**Try it**: Retype the records in full, keeping each character as it is.

**Exercise materials**:

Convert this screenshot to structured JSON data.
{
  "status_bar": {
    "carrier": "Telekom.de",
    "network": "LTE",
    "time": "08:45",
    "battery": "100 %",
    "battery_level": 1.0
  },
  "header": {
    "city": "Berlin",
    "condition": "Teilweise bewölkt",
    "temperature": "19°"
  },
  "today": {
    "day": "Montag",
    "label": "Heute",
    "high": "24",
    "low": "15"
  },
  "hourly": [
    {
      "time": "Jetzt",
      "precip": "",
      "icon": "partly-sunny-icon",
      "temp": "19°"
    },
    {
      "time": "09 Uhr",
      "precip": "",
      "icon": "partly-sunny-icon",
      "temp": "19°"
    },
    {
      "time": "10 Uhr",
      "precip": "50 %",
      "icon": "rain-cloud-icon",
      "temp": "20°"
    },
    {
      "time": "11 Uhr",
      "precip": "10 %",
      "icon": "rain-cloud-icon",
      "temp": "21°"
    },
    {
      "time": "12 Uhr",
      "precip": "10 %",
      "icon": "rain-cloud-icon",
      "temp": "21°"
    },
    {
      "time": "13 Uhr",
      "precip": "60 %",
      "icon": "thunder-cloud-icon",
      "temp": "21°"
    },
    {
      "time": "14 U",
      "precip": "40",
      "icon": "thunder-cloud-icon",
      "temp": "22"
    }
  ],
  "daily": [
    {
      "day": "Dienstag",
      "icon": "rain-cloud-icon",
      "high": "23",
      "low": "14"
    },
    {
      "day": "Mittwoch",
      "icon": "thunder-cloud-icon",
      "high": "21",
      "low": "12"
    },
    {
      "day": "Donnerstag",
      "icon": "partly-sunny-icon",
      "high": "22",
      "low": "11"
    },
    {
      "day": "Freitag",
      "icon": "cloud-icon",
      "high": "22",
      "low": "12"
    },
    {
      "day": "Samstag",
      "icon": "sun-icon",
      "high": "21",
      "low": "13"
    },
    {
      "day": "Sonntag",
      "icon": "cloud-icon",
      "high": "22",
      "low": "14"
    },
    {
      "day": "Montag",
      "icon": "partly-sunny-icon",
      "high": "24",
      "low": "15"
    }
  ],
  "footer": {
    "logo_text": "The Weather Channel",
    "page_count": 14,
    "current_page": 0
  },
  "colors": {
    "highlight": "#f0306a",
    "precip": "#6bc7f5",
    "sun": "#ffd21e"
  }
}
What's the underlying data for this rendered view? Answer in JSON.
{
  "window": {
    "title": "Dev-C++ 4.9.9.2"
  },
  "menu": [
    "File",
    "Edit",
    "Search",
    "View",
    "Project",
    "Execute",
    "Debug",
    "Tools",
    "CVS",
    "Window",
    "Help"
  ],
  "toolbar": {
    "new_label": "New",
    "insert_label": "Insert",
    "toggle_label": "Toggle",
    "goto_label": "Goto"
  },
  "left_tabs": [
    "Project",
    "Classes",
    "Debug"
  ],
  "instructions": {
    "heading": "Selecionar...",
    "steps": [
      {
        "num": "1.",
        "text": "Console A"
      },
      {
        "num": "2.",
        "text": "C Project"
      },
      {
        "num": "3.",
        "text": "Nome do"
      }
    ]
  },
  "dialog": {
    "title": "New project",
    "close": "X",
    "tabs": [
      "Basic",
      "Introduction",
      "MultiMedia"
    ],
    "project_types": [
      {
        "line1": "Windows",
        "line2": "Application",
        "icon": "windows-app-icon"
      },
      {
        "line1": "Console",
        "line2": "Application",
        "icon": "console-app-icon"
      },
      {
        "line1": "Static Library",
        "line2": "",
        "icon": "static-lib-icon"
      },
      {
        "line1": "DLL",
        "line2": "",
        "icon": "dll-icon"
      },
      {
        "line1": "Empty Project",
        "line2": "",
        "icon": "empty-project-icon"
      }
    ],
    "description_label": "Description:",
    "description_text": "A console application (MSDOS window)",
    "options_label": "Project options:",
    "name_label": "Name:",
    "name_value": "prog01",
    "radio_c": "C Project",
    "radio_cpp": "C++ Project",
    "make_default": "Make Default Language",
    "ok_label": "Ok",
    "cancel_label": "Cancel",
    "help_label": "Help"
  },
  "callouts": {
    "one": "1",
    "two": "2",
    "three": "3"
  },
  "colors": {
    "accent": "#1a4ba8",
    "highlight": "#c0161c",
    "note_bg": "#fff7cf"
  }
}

**Exercise result**:
Convert this screenshot to structured JSON data.
{
  "status_bar": {
    "carrier": "Telekom.de",
    "network": "LTE",
    "time": "08:45",
    "battery": "100 %",
    "battery_level": 1.0
  },
  "header": {
    "city": "Berlin",
    "condition": "Teilweise bewölkt",
    "temperature": "19°"
  },
  "today": {
    "day": "Montag",
    "label": "Heute",
    "high": "24",
    "low": "15"
  },
  "hourly": [
    {
      "time": "Jetzt",
      "precip": "",
      "icon": "partly-sunny-icon",
      "temp": "19°"
    },
    {
      "time": "09 Uhr",
      "precip": "",
      "icon": "partly-sunny-icon",
      "temp": "19°"
    },
    {
      "time": "10 Uhr",
      "precip": "50 %",
      "icon": "rain-cloud-icon",
      "temp": "20°"
    },
    {
      "time": "11 Uhr",
      "precip": "10 %",
      "icon": "rain-cloud-icon",
      "temp": "21°"
    },
    {
      "time": "12 Uhr",
      "precip": "10 %",
      "icon": "rain-cloud-icon",
      "temp": "21°"
    },
    {
      "time": "13 Uhr",
      "precip": "60 %",
      "icon": "thunder-cloud-icon",
      "temp": "21°"
    },
    {
      "time": "14 U",
      "precip": "40",
      "icon": "thunder-cloud-icon",
      "temp": "22"
    }
  ],
  "daily": [
    {
      "day": "Dienstag",
      "icon": "rain-cloud-icon",
      "high": "23",
      "low": "14"
    },
    {
      "day": "Mittwoch",
      "icon": "thunder-cloud-icon",
      "high": "21",
      "low": "12"
    },
    {
      "day": "Donnerstag",
      "icon": "partly-sunny-icon",
      "high": "22",
      "low": "11"
    },
    {
      "day": "Freitag",
      "icon": "cloud-icon",
      "high": "22",
      "low": "12"
    },
    {
      "day": "Samstag",
      "icon": "sun-icon",
      "high": "21",
      "low": "13"
    },
    {
      "day": "Sonntag",
      "icon": "cloud-icon",
      "high": "22",
      "low": "14"
    },
    {
      "day": "Montag",
      "icon": "partly-sunny-icon",
      "high": "24",
      "low": "15"
    }
  ],
  "footer": {
    "logo_text": "The Weather Channel",
    "page_count": 14,
    "current_page": 0
  },
  "colors": {
    "highlight": "#f0306a",
    "precip": "#6bc7f5",
    "sun": "#ffd21e"
  }
}
What's the underlying data for this rendered view? Answer in JSON.
{
  "window": {
    "title": "Dev-C++ 4.9.9.2"
  },
  "menu": [
    "File",
    "Edit",
    "Search",
    "View",
    "Project",
    "Execute",
    "Debug",
    "Tools",
    "CVS",
    "Window",
    "Help"
  ],
  "toolbar": {
    "new_label": "New",
    "insert_label": "Insert",
    "toggle_label": "Toggle",
    "goto_label": "Goto"
  },
  "left_tabs": [
    "Project",
    "Classes",
    "Debug"
  ],
  "instructions": {
    "heading": "Selecionar...",
    "steps": [
      {
        "num": "1.",
        "text": "Console A"
      },
      {
        "num": "2.",
        "text": "C Project"
      },
      {
        "num": "3.",
        "text": "Nome do"
      }
    ]
  },
  "dialog": {
    "title": "New project",
    "close": "X",
    "tabs": [
      "Basic",
      "Introduction",
      "MultiMedia"
    ],
    "project_types": [
      {
        "line1": "Windows",
        "line2": "Application",
        "icon": "windows-app-icon"
      },
      {
        "line1": "Console",
        "line2": "Application",
        "icon": "console-app-icon"
      },
      {
        "line1": "Static Library",
        "line2": "",
        "icon": "static-lib-icon"
      },
      {
        "line1": "DLL",
        "line2": "",
        "icon": "dll-icon"
      },
      {
        "line1": "Empty Project",
        "line2": "",
        "icon": "empty-project-icon"
      }
    ],
    "description_label": "Description:",
    "description_text": "A console application (MSDOS window)",
    "options_label": "Project options:",
    "name_label": "Name:",
    "name_value": "prog01",
    "radio_c": "C Project",
    "radio_cpp": "C++ Project",
    "make_default": "Make Default Language",
    "ok_label": "Ok",
    "cancel_label": "Cancel",
    "help_label": "Help"
  },
  "callouts": {
    "one": "1",
    "two": "2",
    "three": "3"
  },
  "colors": {
    "accent": "#1a4ba8",
    "highlight": "#c0161c",
    "note_bg": "#fff7cf"
  }
}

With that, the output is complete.